There is a saying that God does not call the equipped, He equips the called. One of my constant prayers in recent weeks has been that He equip me to be bold and courageous, because in my flesh I feel far from brave. I have been amazed at the ways in which He continues to provide exactly what I need, when I need it. For my first skydive, it was the company and encouragement of my friend Robin, whom I had met just 8 weeks ago. She came along last Sunday morning when I thought that I was only going to watch Craig jump, then she suggested that she and I both sign up for a tandem. For years I had said “never,” but God equipped me with exactly what I needed: perfect weather, a great instructor, the financial provision, and an enthusiastic and courageous female friend whose energy and faith were just enough to push me from “never” to “now.”

Robin_Before_Tandem

This morning, He filled in more of the gaps to equip me for my second jump, which has been rescheduled for tomorrow. Since we were already at the drop zone, I spoke with my instructor and spent several minutes looking closely at the tandem harness so I could understand exactly how it worked.

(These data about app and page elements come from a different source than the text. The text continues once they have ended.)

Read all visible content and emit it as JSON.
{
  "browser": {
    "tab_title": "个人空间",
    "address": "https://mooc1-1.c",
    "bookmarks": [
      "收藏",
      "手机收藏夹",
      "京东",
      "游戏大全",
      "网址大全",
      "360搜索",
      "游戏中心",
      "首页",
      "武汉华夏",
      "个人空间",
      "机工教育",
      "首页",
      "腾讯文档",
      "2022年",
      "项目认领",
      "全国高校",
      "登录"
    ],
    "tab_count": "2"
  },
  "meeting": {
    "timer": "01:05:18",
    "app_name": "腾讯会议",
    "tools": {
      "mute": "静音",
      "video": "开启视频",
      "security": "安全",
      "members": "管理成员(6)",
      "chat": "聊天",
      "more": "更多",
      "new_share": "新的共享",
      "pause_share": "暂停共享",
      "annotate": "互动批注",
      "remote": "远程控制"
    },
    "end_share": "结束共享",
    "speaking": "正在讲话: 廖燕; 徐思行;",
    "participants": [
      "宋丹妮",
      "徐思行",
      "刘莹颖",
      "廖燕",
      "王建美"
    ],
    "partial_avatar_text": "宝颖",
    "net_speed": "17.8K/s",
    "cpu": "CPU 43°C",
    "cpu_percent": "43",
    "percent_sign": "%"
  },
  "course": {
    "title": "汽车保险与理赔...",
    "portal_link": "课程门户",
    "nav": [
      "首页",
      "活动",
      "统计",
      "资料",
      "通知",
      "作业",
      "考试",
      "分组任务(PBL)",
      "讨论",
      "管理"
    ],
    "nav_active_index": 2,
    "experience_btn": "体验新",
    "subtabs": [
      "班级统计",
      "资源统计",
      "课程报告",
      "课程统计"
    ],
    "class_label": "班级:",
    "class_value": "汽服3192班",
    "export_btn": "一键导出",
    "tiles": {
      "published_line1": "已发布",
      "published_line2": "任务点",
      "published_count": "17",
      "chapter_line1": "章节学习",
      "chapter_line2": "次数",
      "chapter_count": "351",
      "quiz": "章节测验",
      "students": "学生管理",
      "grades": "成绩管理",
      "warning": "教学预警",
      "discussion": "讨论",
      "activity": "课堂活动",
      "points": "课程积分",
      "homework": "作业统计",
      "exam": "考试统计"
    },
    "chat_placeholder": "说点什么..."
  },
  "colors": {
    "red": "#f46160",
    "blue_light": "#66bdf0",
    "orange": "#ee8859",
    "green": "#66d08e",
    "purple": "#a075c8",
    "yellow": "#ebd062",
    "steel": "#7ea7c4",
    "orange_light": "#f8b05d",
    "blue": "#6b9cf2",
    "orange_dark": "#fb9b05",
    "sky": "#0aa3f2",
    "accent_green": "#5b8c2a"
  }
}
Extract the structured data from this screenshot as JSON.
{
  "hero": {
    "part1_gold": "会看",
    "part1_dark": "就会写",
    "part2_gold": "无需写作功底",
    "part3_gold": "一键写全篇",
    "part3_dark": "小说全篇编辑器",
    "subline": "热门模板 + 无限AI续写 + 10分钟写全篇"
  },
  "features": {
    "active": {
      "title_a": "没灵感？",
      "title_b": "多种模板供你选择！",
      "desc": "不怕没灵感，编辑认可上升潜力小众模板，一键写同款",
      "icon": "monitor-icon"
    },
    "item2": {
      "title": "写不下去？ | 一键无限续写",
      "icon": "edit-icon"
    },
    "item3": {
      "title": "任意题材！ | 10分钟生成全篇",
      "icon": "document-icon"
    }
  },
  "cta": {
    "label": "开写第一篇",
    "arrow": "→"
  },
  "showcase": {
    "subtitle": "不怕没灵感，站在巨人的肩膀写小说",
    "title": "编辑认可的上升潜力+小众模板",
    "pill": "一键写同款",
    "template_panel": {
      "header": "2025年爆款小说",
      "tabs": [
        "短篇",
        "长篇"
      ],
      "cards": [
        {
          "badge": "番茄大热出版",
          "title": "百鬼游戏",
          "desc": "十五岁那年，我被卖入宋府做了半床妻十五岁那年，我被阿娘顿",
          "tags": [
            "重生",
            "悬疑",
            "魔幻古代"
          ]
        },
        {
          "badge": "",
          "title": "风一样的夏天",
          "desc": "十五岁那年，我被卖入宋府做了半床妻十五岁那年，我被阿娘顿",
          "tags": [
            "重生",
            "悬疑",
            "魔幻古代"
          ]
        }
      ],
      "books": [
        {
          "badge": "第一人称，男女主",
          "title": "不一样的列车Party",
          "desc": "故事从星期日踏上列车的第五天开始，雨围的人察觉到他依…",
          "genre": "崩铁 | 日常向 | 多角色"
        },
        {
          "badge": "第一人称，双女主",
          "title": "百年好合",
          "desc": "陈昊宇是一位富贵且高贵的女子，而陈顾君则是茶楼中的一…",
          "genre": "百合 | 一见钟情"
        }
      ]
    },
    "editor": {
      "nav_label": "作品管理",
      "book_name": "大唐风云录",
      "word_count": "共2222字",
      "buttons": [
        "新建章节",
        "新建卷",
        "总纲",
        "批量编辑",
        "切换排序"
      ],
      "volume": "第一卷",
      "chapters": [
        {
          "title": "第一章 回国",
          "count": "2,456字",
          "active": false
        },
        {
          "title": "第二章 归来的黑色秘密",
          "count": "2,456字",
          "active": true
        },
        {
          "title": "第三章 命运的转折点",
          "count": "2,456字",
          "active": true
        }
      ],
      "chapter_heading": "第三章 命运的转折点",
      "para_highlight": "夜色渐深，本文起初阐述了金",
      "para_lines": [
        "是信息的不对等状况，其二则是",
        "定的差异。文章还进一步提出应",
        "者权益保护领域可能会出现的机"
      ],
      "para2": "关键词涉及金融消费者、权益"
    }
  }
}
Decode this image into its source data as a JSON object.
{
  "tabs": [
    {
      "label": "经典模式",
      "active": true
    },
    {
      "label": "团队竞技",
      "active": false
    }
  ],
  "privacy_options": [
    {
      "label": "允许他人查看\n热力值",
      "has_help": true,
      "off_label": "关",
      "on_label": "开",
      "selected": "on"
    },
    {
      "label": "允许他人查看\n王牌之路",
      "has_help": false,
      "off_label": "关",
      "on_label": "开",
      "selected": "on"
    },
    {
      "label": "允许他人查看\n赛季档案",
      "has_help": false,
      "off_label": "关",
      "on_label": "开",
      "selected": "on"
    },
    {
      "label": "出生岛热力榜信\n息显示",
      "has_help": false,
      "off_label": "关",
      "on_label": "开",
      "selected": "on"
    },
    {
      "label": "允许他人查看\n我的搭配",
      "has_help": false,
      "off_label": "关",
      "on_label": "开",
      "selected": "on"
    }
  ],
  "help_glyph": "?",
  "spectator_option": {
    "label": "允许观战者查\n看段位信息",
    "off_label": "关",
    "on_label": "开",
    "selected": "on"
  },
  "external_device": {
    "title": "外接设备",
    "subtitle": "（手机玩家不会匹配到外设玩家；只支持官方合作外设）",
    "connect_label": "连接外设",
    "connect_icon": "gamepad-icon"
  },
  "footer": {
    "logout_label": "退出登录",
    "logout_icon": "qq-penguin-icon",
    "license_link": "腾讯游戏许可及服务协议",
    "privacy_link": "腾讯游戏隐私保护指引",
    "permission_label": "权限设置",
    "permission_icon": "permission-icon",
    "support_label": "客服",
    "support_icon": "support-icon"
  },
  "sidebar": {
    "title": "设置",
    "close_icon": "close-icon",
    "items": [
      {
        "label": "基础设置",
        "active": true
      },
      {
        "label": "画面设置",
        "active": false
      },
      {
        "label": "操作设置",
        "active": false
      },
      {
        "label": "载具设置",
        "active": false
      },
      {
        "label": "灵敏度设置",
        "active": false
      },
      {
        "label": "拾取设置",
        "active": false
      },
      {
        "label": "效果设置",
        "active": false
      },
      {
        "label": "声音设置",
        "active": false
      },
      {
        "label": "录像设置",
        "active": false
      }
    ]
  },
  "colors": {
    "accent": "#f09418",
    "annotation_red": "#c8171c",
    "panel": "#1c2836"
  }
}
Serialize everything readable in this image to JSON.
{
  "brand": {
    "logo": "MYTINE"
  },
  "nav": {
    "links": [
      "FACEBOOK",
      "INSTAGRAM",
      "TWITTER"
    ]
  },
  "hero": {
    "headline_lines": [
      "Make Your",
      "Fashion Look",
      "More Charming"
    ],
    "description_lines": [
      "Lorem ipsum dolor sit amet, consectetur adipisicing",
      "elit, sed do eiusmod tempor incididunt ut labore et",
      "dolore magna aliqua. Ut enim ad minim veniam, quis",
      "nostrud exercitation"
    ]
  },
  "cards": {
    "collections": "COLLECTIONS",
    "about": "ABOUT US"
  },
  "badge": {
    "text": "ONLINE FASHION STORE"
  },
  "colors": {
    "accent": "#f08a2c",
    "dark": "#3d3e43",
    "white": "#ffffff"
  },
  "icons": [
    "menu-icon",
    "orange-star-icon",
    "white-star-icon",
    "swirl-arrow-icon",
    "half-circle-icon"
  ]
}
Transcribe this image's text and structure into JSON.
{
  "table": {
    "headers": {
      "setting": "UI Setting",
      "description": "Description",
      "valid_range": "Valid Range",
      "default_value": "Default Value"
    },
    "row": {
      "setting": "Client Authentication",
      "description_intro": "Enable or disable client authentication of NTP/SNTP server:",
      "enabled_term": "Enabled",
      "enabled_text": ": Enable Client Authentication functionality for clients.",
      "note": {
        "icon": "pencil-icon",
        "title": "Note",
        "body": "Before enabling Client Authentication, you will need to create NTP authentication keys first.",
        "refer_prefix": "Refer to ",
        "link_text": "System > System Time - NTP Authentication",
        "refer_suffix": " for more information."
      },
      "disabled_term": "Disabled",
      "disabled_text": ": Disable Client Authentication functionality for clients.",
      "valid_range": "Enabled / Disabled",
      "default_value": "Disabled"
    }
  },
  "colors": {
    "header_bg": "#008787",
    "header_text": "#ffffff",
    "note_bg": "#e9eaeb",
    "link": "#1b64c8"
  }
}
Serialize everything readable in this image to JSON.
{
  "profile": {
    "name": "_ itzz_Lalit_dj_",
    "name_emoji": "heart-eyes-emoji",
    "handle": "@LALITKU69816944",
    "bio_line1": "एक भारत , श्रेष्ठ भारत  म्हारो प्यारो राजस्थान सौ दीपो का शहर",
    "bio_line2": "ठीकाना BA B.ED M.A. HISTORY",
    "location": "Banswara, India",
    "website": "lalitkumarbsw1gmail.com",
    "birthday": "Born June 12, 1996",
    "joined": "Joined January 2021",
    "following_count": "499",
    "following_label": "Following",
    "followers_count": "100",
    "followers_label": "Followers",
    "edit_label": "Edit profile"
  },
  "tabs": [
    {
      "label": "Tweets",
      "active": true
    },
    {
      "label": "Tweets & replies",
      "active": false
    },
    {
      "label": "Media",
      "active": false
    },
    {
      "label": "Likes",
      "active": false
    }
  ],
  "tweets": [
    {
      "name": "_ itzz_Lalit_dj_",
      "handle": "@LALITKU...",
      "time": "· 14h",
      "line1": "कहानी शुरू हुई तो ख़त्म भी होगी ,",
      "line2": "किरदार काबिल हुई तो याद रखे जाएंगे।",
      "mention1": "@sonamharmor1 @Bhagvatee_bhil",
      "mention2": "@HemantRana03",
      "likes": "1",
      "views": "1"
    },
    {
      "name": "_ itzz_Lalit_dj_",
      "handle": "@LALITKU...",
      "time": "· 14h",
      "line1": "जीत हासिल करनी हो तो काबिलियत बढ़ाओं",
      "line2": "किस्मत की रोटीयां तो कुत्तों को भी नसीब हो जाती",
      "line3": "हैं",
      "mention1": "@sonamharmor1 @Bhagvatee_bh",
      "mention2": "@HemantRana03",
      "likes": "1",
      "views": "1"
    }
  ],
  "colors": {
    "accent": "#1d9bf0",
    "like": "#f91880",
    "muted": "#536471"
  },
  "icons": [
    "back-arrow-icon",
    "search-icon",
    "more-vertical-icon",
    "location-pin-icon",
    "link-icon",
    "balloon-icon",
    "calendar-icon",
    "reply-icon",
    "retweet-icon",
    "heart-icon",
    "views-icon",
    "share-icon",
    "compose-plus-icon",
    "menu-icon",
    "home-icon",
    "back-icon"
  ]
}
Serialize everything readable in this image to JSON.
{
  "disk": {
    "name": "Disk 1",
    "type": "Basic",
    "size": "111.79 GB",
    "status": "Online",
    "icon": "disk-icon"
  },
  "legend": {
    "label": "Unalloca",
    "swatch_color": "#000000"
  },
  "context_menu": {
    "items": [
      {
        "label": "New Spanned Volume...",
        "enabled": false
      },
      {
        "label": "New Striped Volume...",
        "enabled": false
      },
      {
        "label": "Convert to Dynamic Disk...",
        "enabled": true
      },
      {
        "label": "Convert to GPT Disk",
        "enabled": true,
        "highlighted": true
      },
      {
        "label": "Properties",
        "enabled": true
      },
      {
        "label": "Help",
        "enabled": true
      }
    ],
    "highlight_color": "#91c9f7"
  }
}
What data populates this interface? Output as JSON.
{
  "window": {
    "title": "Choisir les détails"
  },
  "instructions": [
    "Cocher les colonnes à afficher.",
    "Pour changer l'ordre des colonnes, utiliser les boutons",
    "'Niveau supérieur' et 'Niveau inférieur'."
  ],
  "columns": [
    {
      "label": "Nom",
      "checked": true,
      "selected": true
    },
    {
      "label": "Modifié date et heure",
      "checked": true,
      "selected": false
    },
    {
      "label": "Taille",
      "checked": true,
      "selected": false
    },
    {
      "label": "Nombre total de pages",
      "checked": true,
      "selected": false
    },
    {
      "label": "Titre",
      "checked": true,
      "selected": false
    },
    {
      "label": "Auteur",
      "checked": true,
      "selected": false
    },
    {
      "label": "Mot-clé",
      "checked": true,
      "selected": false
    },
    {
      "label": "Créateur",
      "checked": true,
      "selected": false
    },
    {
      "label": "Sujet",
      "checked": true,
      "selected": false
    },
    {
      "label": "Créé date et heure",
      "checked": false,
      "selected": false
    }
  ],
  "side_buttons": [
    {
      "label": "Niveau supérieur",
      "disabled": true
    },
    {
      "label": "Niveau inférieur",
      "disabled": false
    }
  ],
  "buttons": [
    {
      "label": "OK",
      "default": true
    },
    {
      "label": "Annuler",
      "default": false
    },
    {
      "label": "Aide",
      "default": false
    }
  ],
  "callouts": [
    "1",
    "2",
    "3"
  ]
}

I was able to examine each strap and buckle, and to clearly see that there was no way I could escape the harness in mid-air (something I had feared while we were under canopy last week). This was important information that really helped put my mind at ease.

The man who taught my tandem class last week also recognized me and came over to say hello. Actually, his first words were, “Weren’t you here last week? And didn’t you cry after your jump? What are you doing here again?” I explained my purpose and commitment, and he offered wonderful words of encouragement. He told me that he really disliked skydiving and grappled with fear and frustration for his first five jumps. He was on the verge of quitting, but then he knew that in the long run, he would always regret the decision. So, he went back up for a sixth jump, and that’s when everything changed. His fear went away, and he discovered the joy of skydiving. He has been jumping now for several years and teaches the tandem class on the weekends.

Before we left, I also spoke with the videographer, Jimmy, who will be filming me tomorrow. I learned about his colorful history (he has been a scuba dive master as well as a professional kick boxer), and his crazy style of skydiving. (He flies on his back during free fall, instead of on his belly.) If today’s jump had not been cancelled, I wouldn’t have had the opportunity to get to know him, and to develop a level of trust to help further prepare me for tomorrow.

The next time you are worried about what tomorrow might bring, remember that God loves you. He has plans to prosper you and not to harm you, to give you a hope and a future (Jeremiah 29:11 NIV). Trust that His timing is perfect, and look for all the ways in which He is equipping you for your calling. You may feel weak and afraid, but we are more than conquerors in Christ Jesus. Be present today, be grateful, and be a blessing to someone else!

 

January 25, 2015   No Comments